--- TASK REQUIREMENTS ---
Among the records below, which lines contain the string "Laatste"? Report them.

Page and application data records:
--- START ---
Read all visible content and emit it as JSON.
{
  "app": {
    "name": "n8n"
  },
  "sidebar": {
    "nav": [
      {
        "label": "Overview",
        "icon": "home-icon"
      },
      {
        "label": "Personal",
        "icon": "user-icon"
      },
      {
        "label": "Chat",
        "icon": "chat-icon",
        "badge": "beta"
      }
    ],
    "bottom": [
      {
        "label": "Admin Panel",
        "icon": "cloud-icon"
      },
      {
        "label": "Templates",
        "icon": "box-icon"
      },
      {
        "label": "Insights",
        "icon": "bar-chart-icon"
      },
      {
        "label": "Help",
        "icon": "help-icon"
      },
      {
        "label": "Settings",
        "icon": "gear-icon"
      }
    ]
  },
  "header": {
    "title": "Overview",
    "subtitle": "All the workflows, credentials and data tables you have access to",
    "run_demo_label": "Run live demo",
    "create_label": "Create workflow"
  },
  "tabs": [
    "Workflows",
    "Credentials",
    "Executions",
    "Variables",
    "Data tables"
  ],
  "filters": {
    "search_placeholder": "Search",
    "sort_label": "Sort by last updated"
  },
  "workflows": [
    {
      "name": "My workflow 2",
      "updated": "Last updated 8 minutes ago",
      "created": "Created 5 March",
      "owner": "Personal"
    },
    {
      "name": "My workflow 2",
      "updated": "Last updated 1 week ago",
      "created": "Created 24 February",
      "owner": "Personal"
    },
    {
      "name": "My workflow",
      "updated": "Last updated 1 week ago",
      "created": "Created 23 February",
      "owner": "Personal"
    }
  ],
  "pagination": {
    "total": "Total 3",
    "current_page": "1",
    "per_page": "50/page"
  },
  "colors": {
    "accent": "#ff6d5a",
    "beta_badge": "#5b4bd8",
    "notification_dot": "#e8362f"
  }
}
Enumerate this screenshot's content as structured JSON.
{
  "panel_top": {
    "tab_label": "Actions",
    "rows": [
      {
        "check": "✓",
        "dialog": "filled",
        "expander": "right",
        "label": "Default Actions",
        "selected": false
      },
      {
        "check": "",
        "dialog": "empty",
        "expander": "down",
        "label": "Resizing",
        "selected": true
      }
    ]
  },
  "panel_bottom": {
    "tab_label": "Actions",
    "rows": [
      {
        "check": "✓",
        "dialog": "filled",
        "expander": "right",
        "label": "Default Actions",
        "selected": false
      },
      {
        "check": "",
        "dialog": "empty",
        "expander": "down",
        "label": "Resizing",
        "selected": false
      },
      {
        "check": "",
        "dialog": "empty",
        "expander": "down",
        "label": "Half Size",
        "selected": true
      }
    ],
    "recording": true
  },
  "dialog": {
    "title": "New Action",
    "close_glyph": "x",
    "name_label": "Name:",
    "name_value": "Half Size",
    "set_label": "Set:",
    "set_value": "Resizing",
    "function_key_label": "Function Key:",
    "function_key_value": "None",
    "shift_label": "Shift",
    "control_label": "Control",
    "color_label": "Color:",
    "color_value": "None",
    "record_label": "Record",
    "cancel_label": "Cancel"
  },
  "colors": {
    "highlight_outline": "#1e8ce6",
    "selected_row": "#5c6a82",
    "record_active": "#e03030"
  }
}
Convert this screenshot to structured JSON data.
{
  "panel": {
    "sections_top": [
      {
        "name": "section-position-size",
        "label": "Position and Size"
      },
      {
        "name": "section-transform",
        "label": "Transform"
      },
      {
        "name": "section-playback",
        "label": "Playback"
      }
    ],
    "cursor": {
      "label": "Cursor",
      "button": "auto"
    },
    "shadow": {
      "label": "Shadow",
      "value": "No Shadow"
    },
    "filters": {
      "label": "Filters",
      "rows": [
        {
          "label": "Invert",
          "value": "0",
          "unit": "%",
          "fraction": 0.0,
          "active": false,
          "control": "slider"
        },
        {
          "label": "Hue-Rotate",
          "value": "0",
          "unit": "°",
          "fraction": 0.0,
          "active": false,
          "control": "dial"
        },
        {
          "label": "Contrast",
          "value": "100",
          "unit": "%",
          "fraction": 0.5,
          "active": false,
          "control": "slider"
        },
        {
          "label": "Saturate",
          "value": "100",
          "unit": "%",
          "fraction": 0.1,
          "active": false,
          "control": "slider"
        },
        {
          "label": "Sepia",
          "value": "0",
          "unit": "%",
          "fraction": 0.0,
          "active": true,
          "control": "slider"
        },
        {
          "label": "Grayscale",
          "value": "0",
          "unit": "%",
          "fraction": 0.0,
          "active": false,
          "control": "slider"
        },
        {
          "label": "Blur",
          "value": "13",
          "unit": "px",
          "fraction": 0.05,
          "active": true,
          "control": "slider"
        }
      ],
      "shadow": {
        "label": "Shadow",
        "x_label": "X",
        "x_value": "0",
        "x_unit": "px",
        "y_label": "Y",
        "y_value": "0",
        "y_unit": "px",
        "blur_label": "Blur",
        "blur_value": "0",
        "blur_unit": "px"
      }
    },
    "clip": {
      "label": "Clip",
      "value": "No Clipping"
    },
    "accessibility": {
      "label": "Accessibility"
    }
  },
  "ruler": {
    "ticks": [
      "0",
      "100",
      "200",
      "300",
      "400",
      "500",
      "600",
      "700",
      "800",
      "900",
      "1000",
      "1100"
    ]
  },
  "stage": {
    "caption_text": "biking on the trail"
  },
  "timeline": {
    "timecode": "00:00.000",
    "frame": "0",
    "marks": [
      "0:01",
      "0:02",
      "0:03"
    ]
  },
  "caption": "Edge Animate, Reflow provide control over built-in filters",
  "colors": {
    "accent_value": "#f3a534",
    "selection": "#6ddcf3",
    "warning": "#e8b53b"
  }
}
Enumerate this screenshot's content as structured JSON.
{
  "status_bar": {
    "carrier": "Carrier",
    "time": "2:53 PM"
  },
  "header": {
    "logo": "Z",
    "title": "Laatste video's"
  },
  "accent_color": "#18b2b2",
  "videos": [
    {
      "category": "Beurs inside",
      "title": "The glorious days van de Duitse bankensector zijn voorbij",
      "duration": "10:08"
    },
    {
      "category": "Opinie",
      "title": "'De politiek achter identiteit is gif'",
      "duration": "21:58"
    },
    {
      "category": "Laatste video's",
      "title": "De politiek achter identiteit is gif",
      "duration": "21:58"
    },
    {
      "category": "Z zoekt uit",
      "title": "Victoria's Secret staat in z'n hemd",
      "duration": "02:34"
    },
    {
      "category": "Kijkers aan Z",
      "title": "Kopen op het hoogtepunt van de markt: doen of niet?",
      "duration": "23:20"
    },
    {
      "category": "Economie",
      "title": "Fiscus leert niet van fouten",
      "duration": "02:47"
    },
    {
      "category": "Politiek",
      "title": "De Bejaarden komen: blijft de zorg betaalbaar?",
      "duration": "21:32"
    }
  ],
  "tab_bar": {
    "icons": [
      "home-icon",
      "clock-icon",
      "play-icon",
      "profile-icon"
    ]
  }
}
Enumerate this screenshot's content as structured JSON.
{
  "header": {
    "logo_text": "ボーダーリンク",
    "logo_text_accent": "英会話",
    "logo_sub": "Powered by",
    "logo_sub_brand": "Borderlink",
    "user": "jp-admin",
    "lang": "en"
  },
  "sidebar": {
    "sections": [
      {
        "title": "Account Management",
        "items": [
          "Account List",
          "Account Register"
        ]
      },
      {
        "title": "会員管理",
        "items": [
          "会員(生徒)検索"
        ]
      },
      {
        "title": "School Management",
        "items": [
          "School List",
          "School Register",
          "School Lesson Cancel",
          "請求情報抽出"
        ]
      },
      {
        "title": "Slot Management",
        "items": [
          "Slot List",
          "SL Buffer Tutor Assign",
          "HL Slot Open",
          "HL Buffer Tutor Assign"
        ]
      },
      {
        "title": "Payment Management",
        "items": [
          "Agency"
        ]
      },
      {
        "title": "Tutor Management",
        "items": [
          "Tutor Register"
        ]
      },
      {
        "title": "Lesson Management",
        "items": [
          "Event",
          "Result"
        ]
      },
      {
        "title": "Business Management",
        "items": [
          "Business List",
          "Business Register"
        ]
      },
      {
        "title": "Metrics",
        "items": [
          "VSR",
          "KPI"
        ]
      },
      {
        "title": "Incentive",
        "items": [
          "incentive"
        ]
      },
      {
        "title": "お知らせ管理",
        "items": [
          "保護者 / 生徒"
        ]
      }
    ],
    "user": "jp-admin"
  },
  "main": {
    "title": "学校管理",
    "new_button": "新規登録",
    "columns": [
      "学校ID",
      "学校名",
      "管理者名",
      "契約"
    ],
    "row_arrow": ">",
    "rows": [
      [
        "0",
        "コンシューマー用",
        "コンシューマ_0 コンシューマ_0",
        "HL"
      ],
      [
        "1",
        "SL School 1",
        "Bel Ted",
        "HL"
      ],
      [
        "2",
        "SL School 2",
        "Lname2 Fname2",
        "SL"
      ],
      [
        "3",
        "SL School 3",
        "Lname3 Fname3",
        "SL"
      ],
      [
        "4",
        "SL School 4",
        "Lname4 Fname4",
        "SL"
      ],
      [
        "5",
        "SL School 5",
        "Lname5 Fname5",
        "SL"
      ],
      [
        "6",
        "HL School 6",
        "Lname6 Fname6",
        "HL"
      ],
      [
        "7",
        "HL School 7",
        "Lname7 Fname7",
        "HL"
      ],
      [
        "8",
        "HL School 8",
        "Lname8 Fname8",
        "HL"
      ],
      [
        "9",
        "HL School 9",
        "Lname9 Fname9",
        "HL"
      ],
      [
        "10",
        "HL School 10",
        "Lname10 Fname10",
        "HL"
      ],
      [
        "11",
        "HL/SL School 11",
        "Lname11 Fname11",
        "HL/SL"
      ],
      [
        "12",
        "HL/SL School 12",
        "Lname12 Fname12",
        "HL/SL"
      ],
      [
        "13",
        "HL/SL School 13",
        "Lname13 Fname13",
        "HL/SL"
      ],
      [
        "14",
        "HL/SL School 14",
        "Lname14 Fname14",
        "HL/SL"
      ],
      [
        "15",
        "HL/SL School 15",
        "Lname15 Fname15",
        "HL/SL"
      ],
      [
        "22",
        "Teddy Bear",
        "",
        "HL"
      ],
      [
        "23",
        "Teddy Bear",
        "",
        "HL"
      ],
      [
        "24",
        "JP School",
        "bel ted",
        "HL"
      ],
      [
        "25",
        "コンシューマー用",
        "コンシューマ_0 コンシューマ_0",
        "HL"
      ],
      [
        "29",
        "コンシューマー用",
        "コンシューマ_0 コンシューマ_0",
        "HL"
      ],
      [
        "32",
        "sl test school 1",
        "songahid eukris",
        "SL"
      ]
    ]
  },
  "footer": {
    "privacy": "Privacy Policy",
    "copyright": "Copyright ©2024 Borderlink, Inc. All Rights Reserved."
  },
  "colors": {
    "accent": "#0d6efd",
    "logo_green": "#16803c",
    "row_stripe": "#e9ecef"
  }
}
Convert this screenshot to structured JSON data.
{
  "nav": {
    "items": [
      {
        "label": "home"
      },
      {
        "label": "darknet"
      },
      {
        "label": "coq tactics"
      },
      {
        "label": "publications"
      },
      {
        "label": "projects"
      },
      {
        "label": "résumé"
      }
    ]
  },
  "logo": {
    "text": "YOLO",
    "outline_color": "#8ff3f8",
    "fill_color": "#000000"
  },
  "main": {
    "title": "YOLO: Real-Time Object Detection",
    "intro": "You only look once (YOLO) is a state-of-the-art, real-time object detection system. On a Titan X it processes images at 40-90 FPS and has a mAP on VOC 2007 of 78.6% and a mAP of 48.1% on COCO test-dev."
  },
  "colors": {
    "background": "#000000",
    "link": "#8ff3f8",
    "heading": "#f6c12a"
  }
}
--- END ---
--- EXERCISE ANSWER ---
    "title": "Laatste video's"
      "category": "Laatste video's",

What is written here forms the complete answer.